Sleep and headache
The less we sleep, the more likely we are to have pain. Poor sleep can decrease pain threshold and make us more prone to migraine and other types of headaches. Whether you have migraine disease or not sleep is important for our overall well being and vital for managing migraine. Generally speaking, the worse you sleep, the worse your migraine attacks are likely to be. Thee two most important factors for the sleep and migraine are quality of sleep and consistency. It is clear that some headache disorders are profoundly influenced by sleep, and some seem to occur exclusively in relation to sleep. Conversely, both of these groups of headache disorders can affect sleep, giving rise to a causality dilemma (or a “chicken and egg” scenario).
- Sleep loss and oversleeping are common headache triggers.
- Regular, adequate sleep leads to fewer headaches.
Routine is vital. The migraine brain loves routine. Anything that messes with this routine could trigger an attack. For sleep, this means going to bed and getting up at the same time every day. Do you ever experience that weekend migraine attack? It could be because you’re going to bed late and then sleeping in. Lack of sleep is a well-known trigger, as is too much sleep (such as lying in at the weekend). Similarly, shift-work and jet lag have been reported to be triggers in some individuals, suggesting an influence of both sleep and the circadian timing system. Excessive sleepiness may be part of the premonitory phase before a migraine attack, or a symptom following the attack.
Sleep hygiene is a key factor in managing migraine headaches.
- Try to go to bed and get up at the same time each day, as sleeping during the correct phase of your circadian cycle is important.
- Understand your sleep need, including both the timing of sleep (when feels right for you to go to bed), and the duration of sleep (most adults need about 8 hours a night).
- Do try and spend some time outdoors or in natural light during the daytime, as this provides an important cue to your brain for finetuning timing of the body clock.
- Try and make your sleeping environment as restful as possible, including sufficient darkness and quiet, comfortable bedding and few devices around the bed, particularly those with lights.
- Exercise, preferably before dinner rather than before bed, can be helpful as can stopping smoking as nicotine has a stimulant effect and suppresses melatonin.
- It would be sensible to recommend that you don’t use your bed for activities that could be done elsewhere (such as watching TV, studying), and try to avoid staying in bed if you are wide-awake.
- Avoiding caffeine before bed is recommended, as is avoiding alcohol, as this actually reduces the overall quality of your sleep rather than improving your sleep as is commonly assumed.

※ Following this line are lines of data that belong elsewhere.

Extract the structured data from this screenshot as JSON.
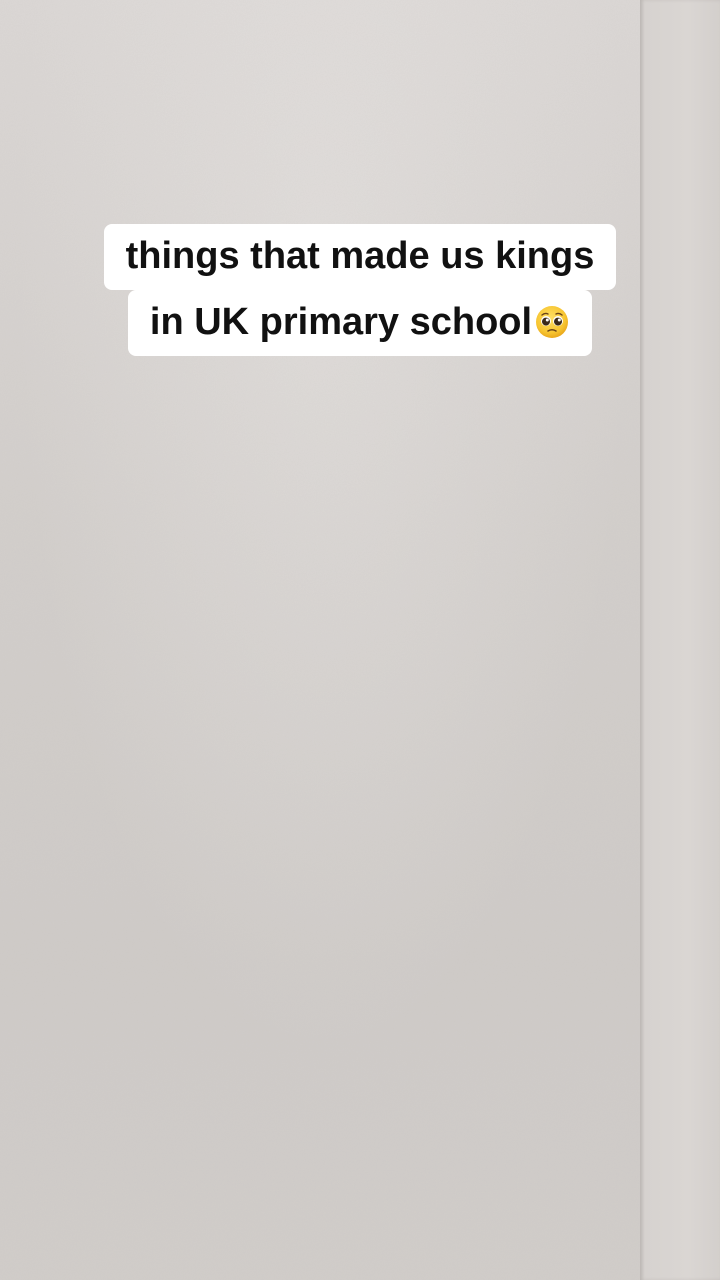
{
  "scene": {
    "description_icon": "pleading-face-icon",
    "wall_color": "#d4d0cd",
    "caption_background": "#ffffff",
    "caption_text_color": "#111111"
  },
  "caption": {
    "line1": "things that made us kings",
    "line2": "in UK primary school"
  }
}
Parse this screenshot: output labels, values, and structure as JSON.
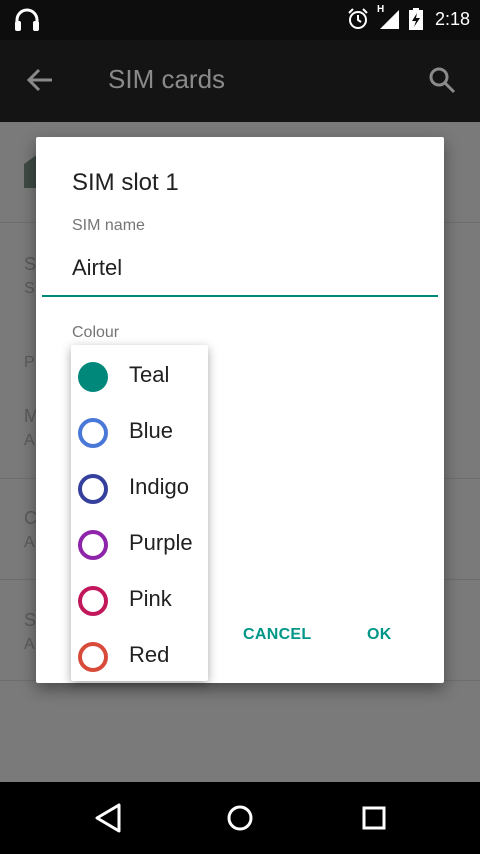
{
  "status": {
    "time": "2:18",
    "network_label": "H"
  },
  "appbar": {
    "title": "SIM cards"
  },
  "background_list": {
    "rows": [
      {
        "text": "S"
      },
      {
        "text": "S"
      },
      {
        "text": "P"
      },
      {
        "text": "M"
      },
      {
        "text": "A"
      },
      {
        "text": "C"
      },
      {
        "text": "A"
      },
      {
        "text": "S"
      },
      {
        "text": "A"
      }
    ]
  },
  "dialog": {
    "title": "SIM slot 1",
    "sim_name_label": "SIM name",
    "sim_name_value": "Airtel",
    "colour_label": "Colour",
    "cancel_label": "CANCEL",
    "ok_label": "OK",
    "accent_color": "#00897b"
  },
  "colour_options": [
    {
      "label": "Teal",
      "color": "#00897b",
      "selected": true
    },
    {
      "label": "Blue",
      "color": "#4a78d8",
      "selected": false
    },
    {
      "label": "Indigo",
      "color": "#35409c",
      "selected": false
    },
    {
      "label": "Purple",
      "color": "#8e24aa",
      "selected": false
    },
    {
      "label": "Pink",
      "color": "#c2185b",
      "selected": false
    },
    {
      "label": "Red",
      "color": "#d84b3b",
      "selected": false
    }
  ]
}
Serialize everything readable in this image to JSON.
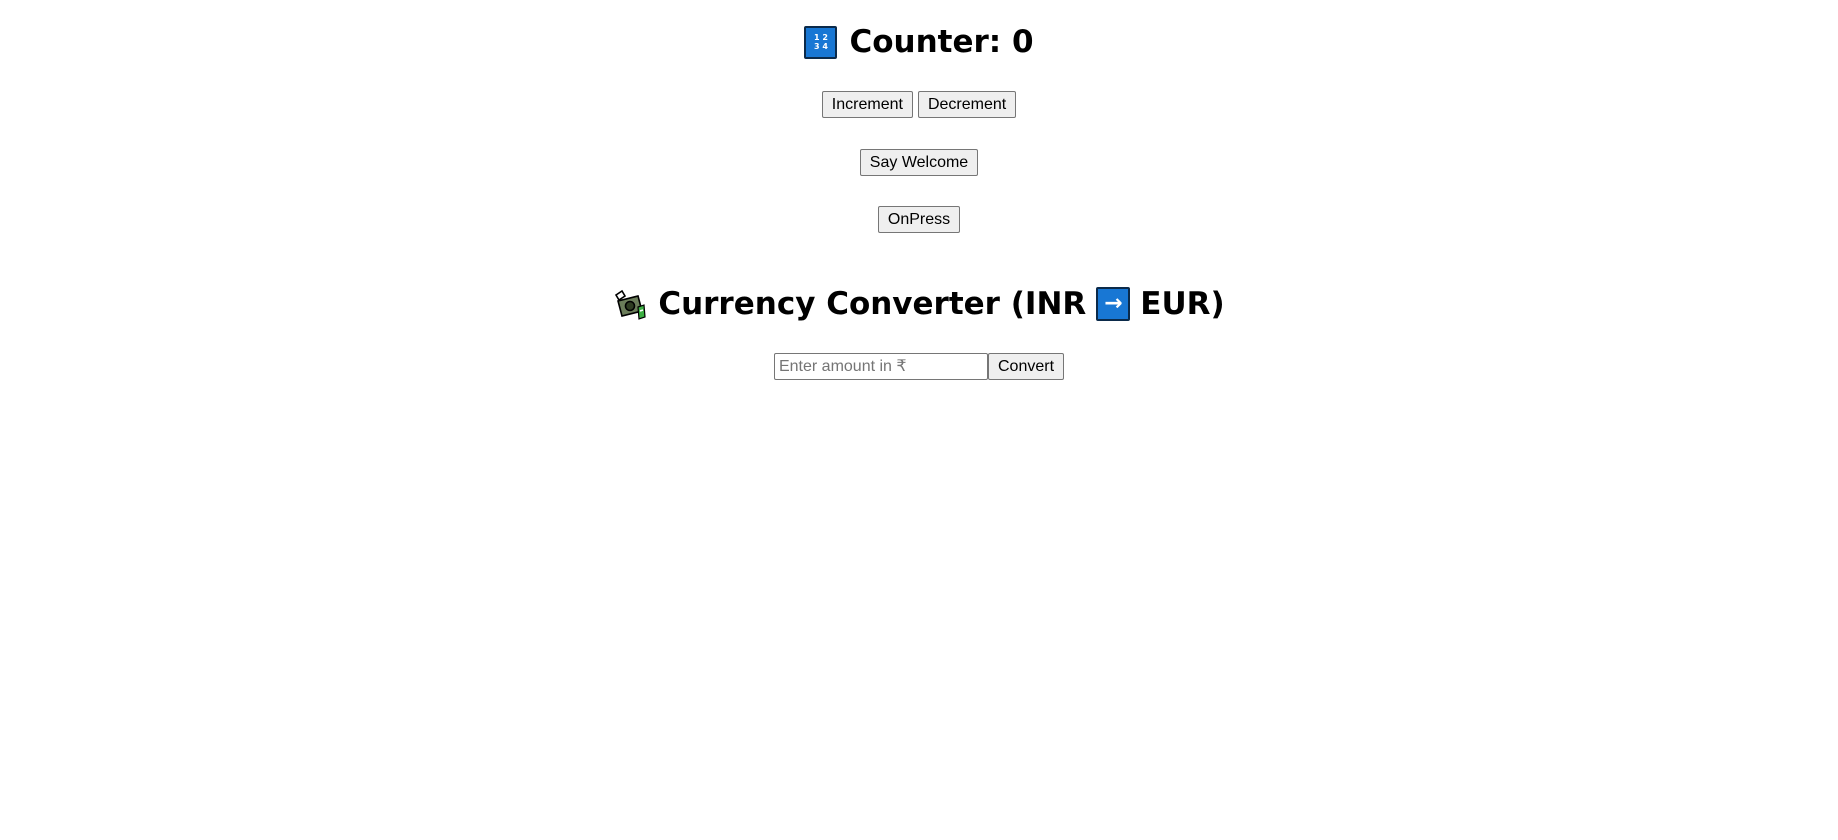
{
  "counter": {
    "title": "Counter: 0",
    "icon": "input-numbers-icon",
    "icon_digits_top": "1 2",
    "icon_digits_bottom": "3 4",
    "increment_label": "Increment",
    "decrement_label": "Decrement"
  },
  "welcome": {
    "button_label": "Say Welcome"
  },
  "onpress": {
    "button_label": "OnPress"
  },
  "converter": {
    "icon": "money-with-wings-icon",
    "title_prefix": "Currency Converter (INR",
    "arrow_icon": "right-arrow-icon",
    "title_suffix": "EUR)",
    "input_placeholder": "Enter amount in ₹",
    "input_value": "",
    "convert_label": "Convert"
  },
  "colors": {
    "icon_blue": "#1877d4",
    "button_bg": "#efefef",
    "button_border": "#767676"
  }
}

The pain felt by Migraine sufferers can be agonizing and keep you from living your life to the fullest. Since every Migraine headache disorder patient has different needs, it is important for Dr Virk to evaluate you to determine which unique treatment plan can maximize results for you. If you think you may have Migraine headaches or sleep apnea or if you just have questions, please feel free to contact us to make an appointment!
Note: The content of this blog is not intended to be a substitute for professional medical advice, diagnosis, or treatment. Always seek the advice of qualified health providers with questions you may have regarding medical conditions.